Now I want to be very clear: Biblical fasting is NOT the same as intermittent fasting or dieting. Biblical fasting has nothing to do with losing weight, but everything to do with denying our flesh so that we can be obedient to our heavenly Father. I believe biblical fasting is God’s number one weapon to battle the deadly sins of gluttony and overindulgence. It teaches us the spiritual fruit of self-control and breaks the chains of bondage to the things in our lives we develop addictions to, like me and food. It teaches us that we don’t really need those things we think we can’t live without. Fasting shows us that God is big enough to fill that gap, that God can truly satisfy in a way that other things never can.
We can so easily become slaves to these physical bodies of ours. They scream to be satisfied, be that with food or comfort or distraction. Fasting is the regular practice of denying our bodies what they so desperately crave and filling them with God instead. It is the practice of saying “no” to what we want so that we can practice dependence on God for the strength to do what He wants instead.
Fasting doesn’t always have to involve food. I can think of several people right now that are unable to fast meals due to health conditions. These people have other things that they can fast from that will challenge their dependence on God. However, I have found that there are few less demanding tempters than our stomachs. Just push lunch back an hour on a road trip with kids and you will marvel at the unmatched power of the human stomach to create pure pandemonium. I think there is a reason why the majority of examples of fasting in the Bible involve food.
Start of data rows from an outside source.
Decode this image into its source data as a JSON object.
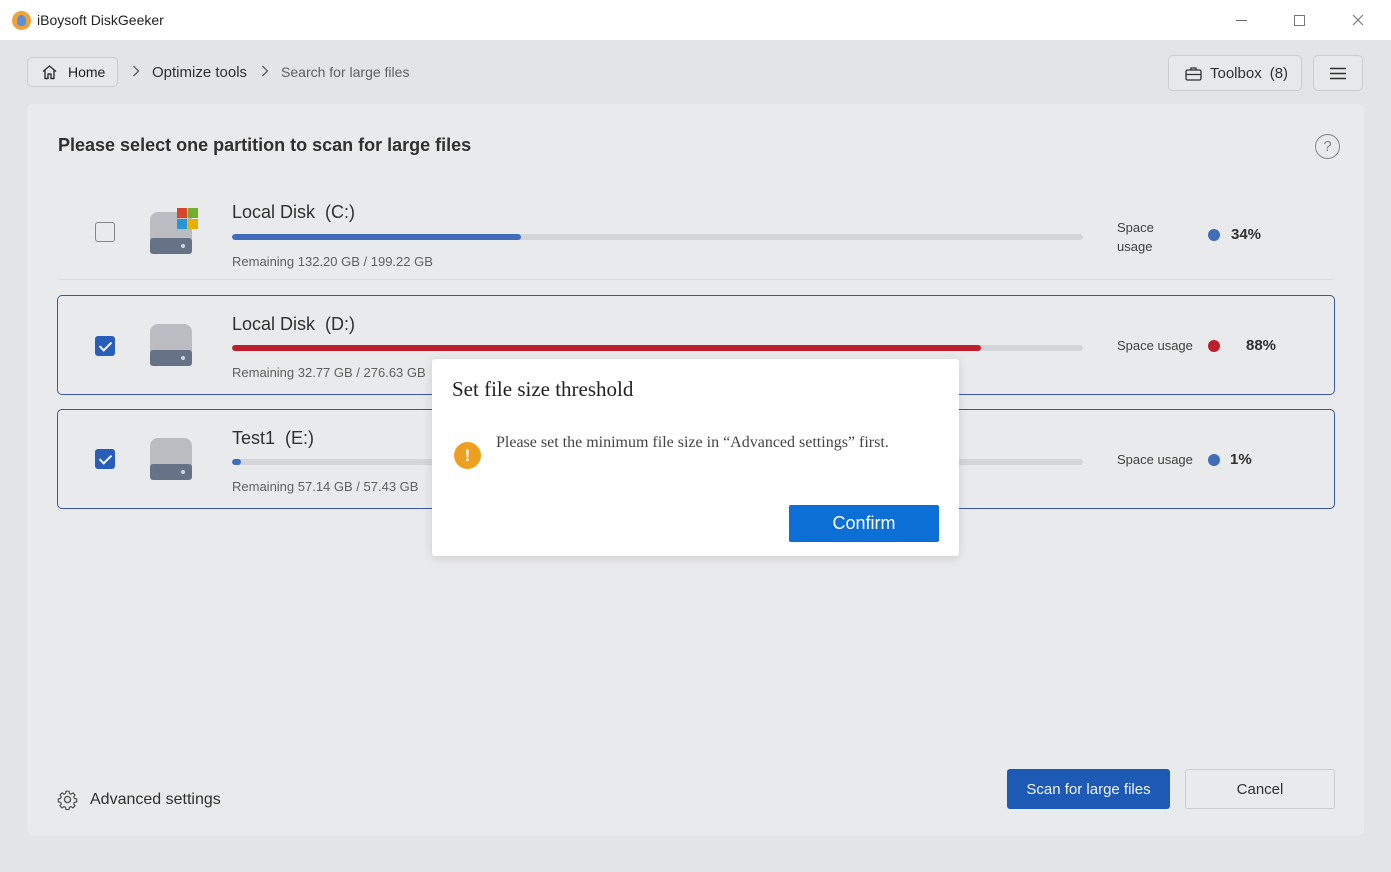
{
  "window": {
    "title": "iBoysoft DiskGeeker"
  },
  "breadcrumb": {
    "home": "Home",
    "items": [
      "Optimize tools",
      "Search for large files"
    ]
  },
  "toolbar": {
    "toolbox_label": "Toolbox",
    "toolbox_count": "(8)"
  },
  "main": {
    "heading": "Please select one partition to scan for large files",
    "disks": [
      {
        "name": "Local Disk",
        "letter": "(C:)",
        "remaining": "Remaining 132.20 GB / 199.22 GB",
        "space_label": "Space usage",
        "usage": "34%",
        "usage_value": 34,
        "checked": false,
        "color": "#4472c4"
      },
      {
        "name": "Local Disk",
        "letter": "(D:)",
        "remaining": "Remaining 32.77 GB / 276.63 GB",
        "space_label": "Space usage",
        "usage": "88%",
        "usage_value": 88,
        "checked": true,
        "color": "#c8202f"
      },
      {
        "name": "Test1",
        "letter": "(E:)",
        "remaining": "Remaining 57.14 GB / 57.43 GB",
        "space_label": "Space usage",
        "usage": "1%",
        "usage_value": 1,
        "checked": true,
        "color": "#4472c4"
      }
    ],
    "advanced_settings": "Advanced settings",
    "scan_button": "Scan for large files",
    "cancel_button": "Cancel"
  },
  "dialog": {
    "title": "Set file size threshold",
    "message": "Please set the minimum file size in “Advanced settings” first.",
    "confirm": "Confirm"
  },
  "colors": {
    "accent": "#1f5fbf",
    "confirm": "#0b6fd6",
    "warning": "#eda01f",
    "usage_blue": "#4472c4",
    "usage_red": "#c8202f"
  }
}
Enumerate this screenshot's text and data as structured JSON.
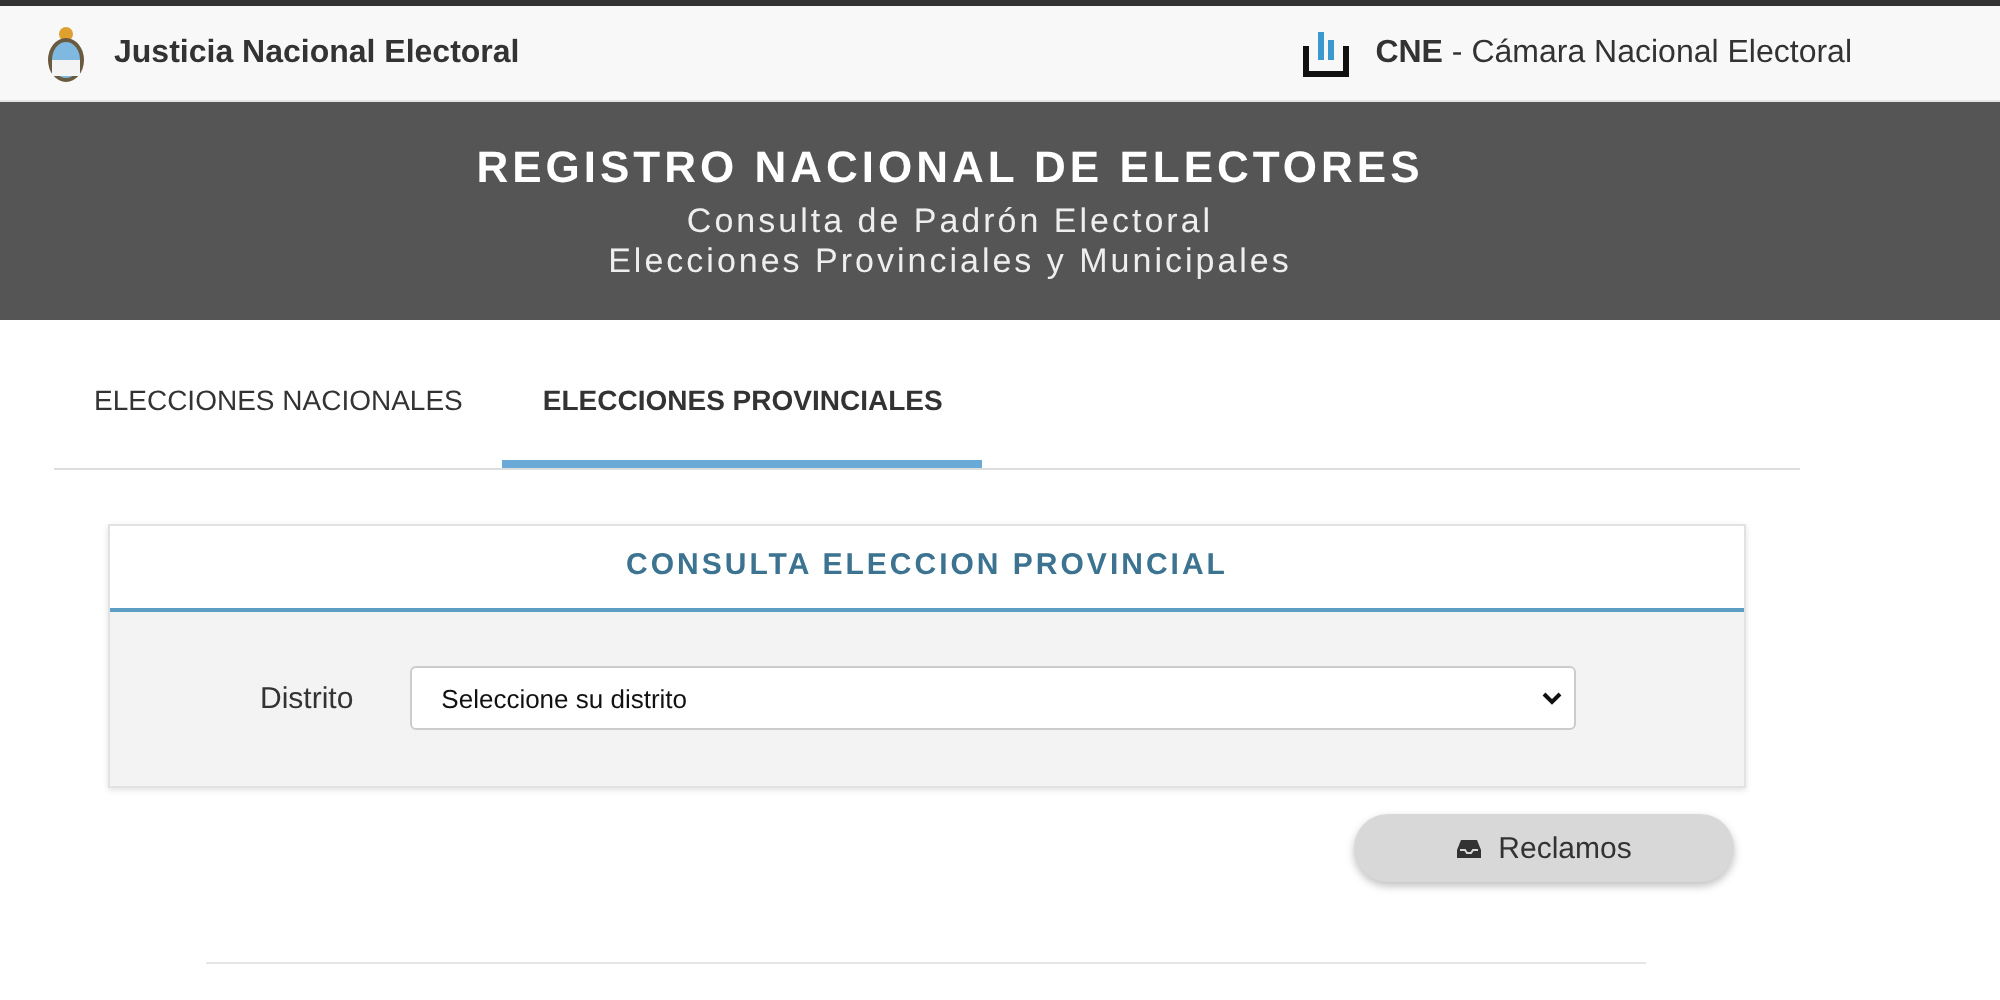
{
  "topbar": {
    "left_title": "Justicia Nacional Electoral",
    "right_title": "**CNE** - Cámara Nacional Electoral"
  },
  "banner": {
    "title": "REGISTRO NACIONAL DE ELECTORES",
    "subtitle": "Consulta de Padrón Electoral",
    "subtitle_2": "Elecciones Provinciales y Municipales"
  },
  "tabs": [
    {
      "label": "ELECCIONES NACIONALES",
      "selected": false
    },
    {
      "label": "ELECCIONES PROVINCIALES",
      "selected": true
    }
  ],
  "panel": {
    "title": "CONSULTA ELECCION PROVINCIAL",
    "field_label": "Distrito",
    "select": {
      "value": "Seleccione su distrito"
    }
  },
  "buttons": [
    {
      "label": "Reclamos"
    }
  ]
}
Nevertheless, denying ourselves ANY pleasure, be that eating, spending, watching, or even just sitting on the couch will reveal the selfishness hidden not too far under the surface of our hearts and begin to build in us muscles of endurance to pick up our cross and do the hard things Jesus asks us to, one cookie, dollar, episode, or workout at a time.
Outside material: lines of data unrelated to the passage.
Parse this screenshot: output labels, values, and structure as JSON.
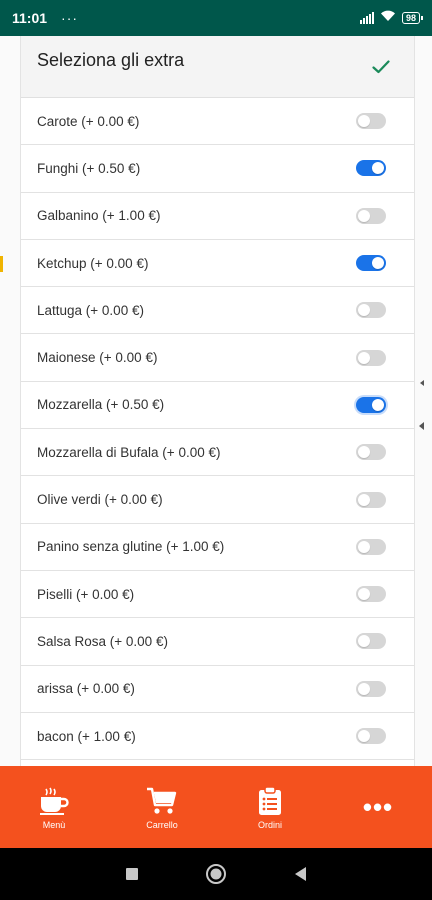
{
  "status_bar": {
    "time": "11:01",
    "dots": "···",
    "battery": "98"
  },
  "dialog": {
    "title": "Seleziona gli extra",
    "confirm_icon": "check-icon",
    "extras": [
      {
        "label": "Carote (+ 0.00 €)",
        "enabled": false
      },
      {
        "label": "Funghi (+ 0.50 €)",
        "enabled": true
      },
      {
        "label": "Galbanino (+ 1.00 €)",
        "enabled": false
      },
      {
        "label": "Ketchup (+ 0.00 €)",
        "enabled": true
      },
      {
        "label": "Lattuga (+ 0.00 €)",
        "enabled": false
      },
      {
        "label": "Maionese (+ 0.00 €)",
        "enabled": false
      },
      {
        "label": "Mozzarella (+ 0.50 €)",
        "enabled": true
      },
      {
        "label": "Mozzarella di Bufala (+ 0.00 €)",
        "enabled": false
      },
      {
        "label": "Olive verdi (+ 0.00 €)",
        "enabled": false
      },
      {
        "label": "Panino senza glutine (+ 1.00 €)",
        "enabled": false
      },
      {
        "label": "Piselli (+ 0.00 €)",
        "enabled": false
      },
      {
        "label": "Salsa Rosa (+ 0.00 €)",
        "enabled": false
      },
      {
        "label": "arissa (+ 0.00 €)",
        "enabled": false
      },
      {
        "label": "bacon (+ 1.00 €)",
        "enabled": false
      }
    ]
  },
  "bottom_nav": {
    "items": [
      {
        "label": "Menù",
        "icon": "coffee-cup-icon"
      },
      {
        "label": "Carrello",
        "icon": "cart-icon"
      },
      {
        "label": "Ordini",
        "icon": "clipboard-icon"
      },
      {
        "label": "",
        "icon": "more-icon"
      }
    ]
  },
  "colors": {
    "status_bar": "#00574b",
    "accent": "#1a73e8",
    "nav_bar": "#f4511e",
    "check": "#1b8a5a"
  }
}
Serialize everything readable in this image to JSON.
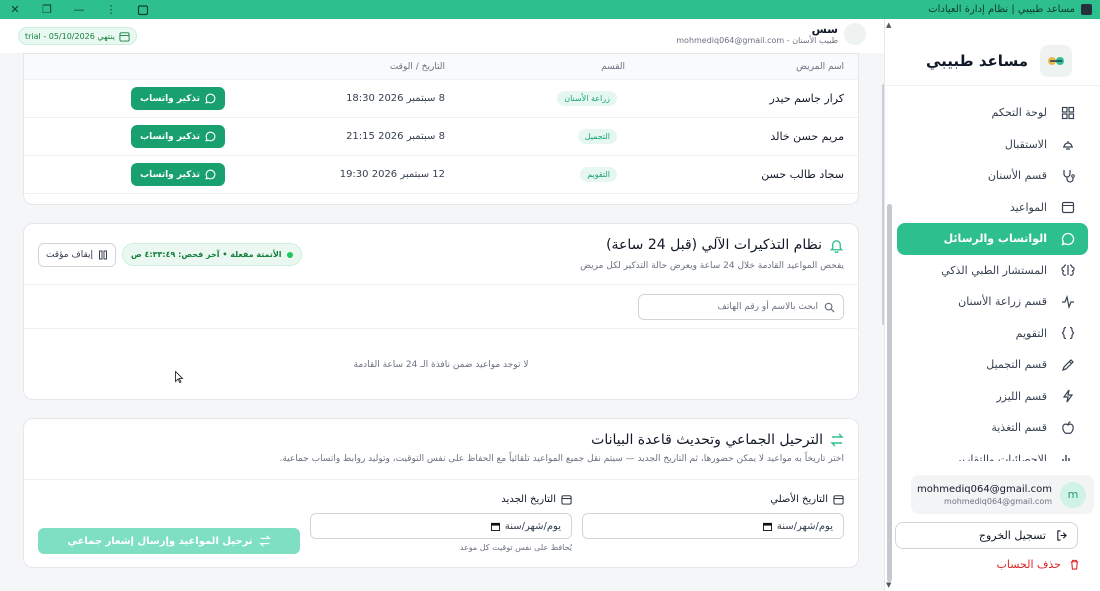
{
  "window": {
    "title": "مساعد طبيبي | نظام إدارة العيادات",
    "controls": [
      "close-icon",
      "restore-icon",
      "minimize-icon",
      "more-icon",
      "extension-icon"
    ]
  },
  "header": {
    "trial_label": "trial - ينتهي 05/10/2026",
    "profile_name": "سس",
    "profile_role": "طبيب الأسنان - mohmediq064@gmail.com"
  },
  "sidebar": {
    "brand": "مساعد طبيبي",
    "items": [
      {
        "label": "لوحة التحكم",
        "icon": "dashboard-icon"
      },
      {
        "label": "الاستقبال",
        "icon": "reception-bell-icon"
      },
      {
        "label": "قسم الأسنان",
        "icon": "stethoscope-icon"
      },
      {
        "label": "المواعيد",
        "icon": "calendar-icon"
      },
      {
        "label": "الواتساب والرسائل",
        "icon": "message-icon",
        "active": true
      },
      {
        "label": "المستشار الطبي الذكي",
        "icon": "brain-icon"
      },
      {
        "label": "قسم زراعة الأسنان",
        "icon": "activity-icon"
      },
      {
        "label": "التقويم",
        "icon": "braces-icon"
      },
      {
        "label": "قسم التجميل",
        "icon": "pen-icon"
      },
      {
        "label": "قسم الليزر",
        "icon": "lightning-icon"
      },
      {
        "label": "قسم التغذية",
        "icon": "apple-icon"
      },
      {
        "label": "الاحصائيات والتقارير",
        "icon": "chart-icon"
      }
    ],
    "user_email": "mohmediq064@gmail.com",
    "user_email_sub": "mohmediq064@gmail.com",
    "avatar_letter": "m",
    "logout_label": "تسجيل الخروج",
    "delete_label": "حذف الحساب"
  },
  "appointments_table": {
    "headers": {
      "name": "اسم المريض",
      "dept": "القسم",
      "date": "التاريخ / الوقت"
    },
    "rows": [
      {
        "name": "كرار جاسم حيدر",
        "dept": "زراعة الأسنان",
        "date": "8 سبتمبر 2026 18:30",
        "action": "تذكير واتساب"
      },
      {
        "name": "مريم حسن خالد",
        "dept": "التجميل",
        "date": "8 سبتمبر 2026 21:15",
        "action": "تذكير واتساب"
      },
      {
        "name": "سجاد طالب حسن",
        "dept": "التقويم",
        "date": "12 سبتمبر 2026 19:30",
        "action": "تذكير واتساب"
      }
    ]
  },
  "reminders": {
    "title": "نظام التذكيرات الآلي (قبل 24 ساعة)",
    "subtitle": "يفحص المواعيد القادمة خلال 24 ساعة ويعرض حالة التذكير لكل مريض",
    "status": "الأتمتة مفعلة • آخر فحص: ٤:٣٣:٤٩ ص",
    "pause_label": "إيقاف مؤقت",
    "search_placeholder": "ابحث بالاسم أو رقم الهاتف",
    "empty_text": "لا توجد مواعيد ضمن نافذة الـ 24 ساعة القادمة"
  },
  "bulk": {
    "title": "الترحيل الجماعي وتحديث قاعدة البيانات",
    "subtitle": "اختر تاريخاً به مواعيد لا يمكن حضورها، ثم التاريخ الجديد — سيتم نقل جميع المواعيد تلقائياً مع الحفاظ على نفس التوقيت، وتوليد روابط واتساب جماعية.",
    "original_label": "التاريخ الأصلي",
    "new_label": "التاريخ الجديد",
    "date_placeholder": "يوم/شهر/سنة",
    "hint": "يُحافظ على نفس توقيت كل موعد",
    "button": "ترحيل المواعيد وإرسال إشعار جماعي"
  },
  "colors": {
    "accent": "#2ebf8f",
    "button": "#18a06e",
    "disabled": "#7fdfc2",
    "danger": "#dc2626"
  }
}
So, for the next couple of weeks as we explore what fasting is and how we as Jesus followers can practice this spiritual discipline, I hope it will begin to break the chains of bondage we have to hidden idols in our lives, just as it has begun to do with my idol of food for comfort. I pray that as a community we can come together and support each other in building our spiritual endurance muscles as we learn to say “no” to certain things in our lives, and I expect that I won’t be the only one surprised at how relevant and life-changing the ancient practice of fasting can truly be. This not-so-skinny girl is learning that her Heavenly Father, and not food or any other thing, should be the One dictating how to live her life. Will you join me on the journey?